Reservoir flyfishing for trout is the most popular form of game fishing today. When starting to fish any reservoir, the first consideration is the weather. If the wind has been blowing in a particular direction for several days previously, it is safe to assume that there will be fish around the windward bank. If the day is cloudy and overcast fish are more likely to be at the surface than if the day is bright. These clues will help you choose the method and place to fish.

When boat fishing, you can use a rudder or driftcontroller if the reservoir rules allow. The method then would be to set the rudder so that the boat drifts along the bank, and to cast at rightangles to the boat. Allow the line to sink, and when it has gone through an arc and is straight behind the boat, retrieve your fly. Takes very often occur just as the fly is passing through the bend of the arc, because at this point it suddenly speeds up, and any to slow down, so you need to fish your lines accordingly.

The best way to fish in such conditions is to use a static floating lure, which works very well if fish are seen to be attacking the fry. When trout use these bulldozing tactics they charge into a thick shoal of perch or roach fry, catching one and swallowing it down and stunning perhaps four or five more, leaving the stunned fry feebly flapping on or near the surface.

If the water is deep from the bank, use a sinking line which will enable you to retrieve slowly without snagging, or a floating line with a long leader. That is, of course, if you need to fish deep. Use the same flies as you would when boat fishing.

One spot from the bank might be fished very thoroughly, so if nothing is contacted, it often pays to move along. When the wind is blowing onto the bank, the wave action varies according to the depth of the water. In shallow water, more of the bottom is stirred up, which might attract feeding fish.
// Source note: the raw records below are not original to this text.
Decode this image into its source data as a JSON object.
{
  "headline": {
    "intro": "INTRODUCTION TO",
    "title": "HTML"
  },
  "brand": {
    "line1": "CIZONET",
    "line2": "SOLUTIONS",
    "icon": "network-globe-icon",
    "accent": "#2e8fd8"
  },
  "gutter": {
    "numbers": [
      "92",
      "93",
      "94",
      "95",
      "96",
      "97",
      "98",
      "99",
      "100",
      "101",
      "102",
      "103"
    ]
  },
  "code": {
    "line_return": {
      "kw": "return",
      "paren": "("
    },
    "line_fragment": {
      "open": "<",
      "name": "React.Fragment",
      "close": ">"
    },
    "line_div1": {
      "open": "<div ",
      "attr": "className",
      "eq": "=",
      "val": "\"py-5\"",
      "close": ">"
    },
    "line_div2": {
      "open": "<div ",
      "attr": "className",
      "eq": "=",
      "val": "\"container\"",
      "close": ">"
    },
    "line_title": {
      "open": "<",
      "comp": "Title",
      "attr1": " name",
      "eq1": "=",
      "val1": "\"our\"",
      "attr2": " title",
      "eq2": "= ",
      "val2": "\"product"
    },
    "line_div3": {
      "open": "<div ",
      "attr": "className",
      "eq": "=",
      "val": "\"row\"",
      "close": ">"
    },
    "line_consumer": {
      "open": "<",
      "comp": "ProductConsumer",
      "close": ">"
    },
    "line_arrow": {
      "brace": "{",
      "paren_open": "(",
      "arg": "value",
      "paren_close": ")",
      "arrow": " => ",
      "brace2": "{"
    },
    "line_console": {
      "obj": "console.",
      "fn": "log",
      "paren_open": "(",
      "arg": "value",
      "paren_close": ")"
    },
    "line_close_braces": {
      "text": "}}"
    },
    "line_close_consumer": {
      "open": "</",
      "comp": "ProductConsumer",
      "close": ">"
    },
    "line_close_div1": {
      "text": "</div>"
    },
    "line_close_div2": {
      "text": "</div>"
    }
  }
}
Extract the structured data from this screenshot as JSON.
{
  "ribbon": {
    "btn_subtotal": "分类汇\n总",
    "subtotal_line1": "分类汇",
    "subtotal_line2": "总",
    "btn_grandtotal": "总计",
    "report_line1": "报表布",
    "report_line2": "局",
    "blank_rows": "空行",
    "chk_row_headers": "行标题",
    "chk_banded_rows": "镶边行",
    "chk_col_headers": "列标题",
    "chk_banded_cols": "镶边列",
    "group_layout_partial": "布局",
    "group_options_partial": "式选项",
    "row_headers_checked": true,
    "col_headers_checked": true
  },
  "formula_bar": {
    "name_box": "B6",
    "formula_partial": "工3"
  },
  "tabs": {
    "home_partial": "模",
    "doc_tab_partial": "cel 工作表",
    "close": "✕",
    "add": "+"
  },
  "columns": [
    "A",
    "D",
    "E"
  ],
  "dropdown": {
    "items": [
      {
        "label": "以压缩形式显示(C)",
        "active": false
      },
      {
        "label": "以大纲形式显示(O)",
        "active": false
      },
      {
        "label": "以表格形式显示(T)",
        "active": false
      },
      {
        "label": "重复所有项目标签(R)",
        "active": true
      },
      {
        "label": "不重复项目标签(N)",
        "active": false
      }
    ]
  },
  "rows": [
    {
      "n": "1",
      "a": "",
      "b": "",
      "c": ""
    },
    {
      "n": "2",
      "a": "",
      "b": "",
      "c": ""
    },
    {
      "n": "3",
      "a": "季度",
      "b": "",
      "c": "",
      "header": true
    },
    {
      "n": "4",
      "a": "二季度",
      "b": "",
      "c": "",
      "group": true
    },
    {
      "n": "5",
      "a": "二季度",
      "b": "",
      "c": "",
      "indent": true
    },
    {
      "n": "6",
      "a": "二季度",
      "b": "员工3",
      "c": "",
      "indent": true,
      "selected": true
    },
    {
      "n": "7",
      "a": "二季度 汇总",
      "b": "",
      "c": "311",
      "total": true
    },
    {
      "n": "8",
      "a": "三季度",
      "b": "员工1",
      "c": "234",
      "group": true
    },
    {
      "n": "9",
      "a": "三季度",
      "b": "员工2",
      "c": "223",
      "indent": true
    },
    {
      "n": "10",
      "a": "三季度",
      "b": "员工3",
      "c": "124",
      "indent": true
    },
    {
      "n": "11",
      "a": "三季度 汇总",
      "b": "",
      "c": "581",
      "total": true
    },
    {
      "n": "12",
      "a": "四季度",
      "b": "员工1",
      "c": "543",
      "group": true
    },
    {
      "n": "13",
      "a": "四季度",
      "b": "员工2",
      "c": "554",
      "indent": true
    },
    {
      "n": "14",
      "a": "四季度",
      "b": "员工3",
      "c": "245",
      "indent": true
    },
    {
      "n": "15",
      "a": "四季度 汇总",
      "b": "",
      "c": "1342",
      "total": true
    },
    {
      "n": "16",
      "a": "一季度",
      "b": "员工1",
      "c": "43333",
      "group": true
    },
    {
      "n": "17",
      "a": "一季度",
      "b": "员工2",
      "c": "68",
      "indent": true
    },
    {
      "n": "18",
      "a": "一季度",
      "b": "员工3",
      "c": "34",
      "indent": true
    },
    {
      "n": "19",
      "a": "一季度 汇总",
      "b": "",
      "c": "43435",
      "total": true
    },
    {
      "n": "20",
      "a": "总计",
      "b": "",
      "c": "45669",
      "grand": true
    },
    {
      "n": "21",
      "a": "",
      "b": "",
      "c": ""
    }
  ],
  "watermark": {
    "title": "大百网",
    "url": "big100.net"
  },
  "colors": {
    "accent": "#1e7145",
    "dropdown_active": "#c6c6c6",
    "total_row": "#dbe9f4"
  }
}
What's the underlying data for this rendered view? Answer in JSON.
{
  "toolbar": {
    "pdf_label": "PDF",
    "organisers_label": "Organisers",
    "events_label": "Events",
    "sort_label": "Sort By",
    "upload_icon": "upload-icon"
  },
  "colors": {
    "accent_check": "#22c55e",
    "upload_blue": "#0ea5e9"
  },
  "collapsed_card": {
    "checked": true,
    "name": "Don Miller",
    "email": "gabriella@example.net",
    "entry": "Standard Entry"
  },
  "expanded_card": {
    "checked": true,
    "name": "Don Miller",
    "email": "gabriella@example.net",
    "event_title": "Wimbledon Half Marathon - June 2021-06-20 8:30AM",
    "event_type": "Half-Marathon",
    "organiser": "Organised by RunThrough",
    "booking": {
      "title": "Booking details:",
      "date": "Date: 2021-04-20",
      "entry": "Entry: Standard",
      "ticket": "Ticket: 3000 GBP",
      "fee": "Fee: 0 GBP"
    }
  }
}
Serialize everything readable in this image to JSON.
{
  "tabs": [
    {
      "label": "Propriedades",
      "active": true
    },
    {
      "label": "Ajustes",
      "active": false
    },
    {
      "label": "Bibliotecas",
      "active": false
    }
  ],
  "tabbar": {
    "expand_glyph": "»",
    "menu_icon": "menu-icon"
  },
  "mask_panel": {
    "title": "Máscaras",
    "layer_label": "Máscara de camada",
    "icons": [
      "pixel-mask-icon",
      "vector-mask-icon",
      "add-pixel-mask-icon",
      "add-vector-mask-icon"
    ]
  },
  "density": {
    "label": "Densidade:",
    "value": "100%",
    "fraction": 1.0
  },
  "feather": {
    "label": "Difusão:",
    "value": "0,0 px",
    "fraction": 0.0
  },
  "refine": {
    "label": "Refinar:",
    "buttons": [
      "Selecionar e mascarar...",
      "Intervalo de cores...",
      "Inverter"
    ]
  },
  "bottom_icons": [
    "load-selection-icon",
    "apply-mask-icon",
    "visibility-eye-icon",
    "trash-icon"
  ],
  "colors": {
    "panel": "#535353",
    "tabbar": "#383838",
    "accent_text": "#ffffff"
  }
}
This is something always worth considering, so try all depths of water possible from the bank until you start catching.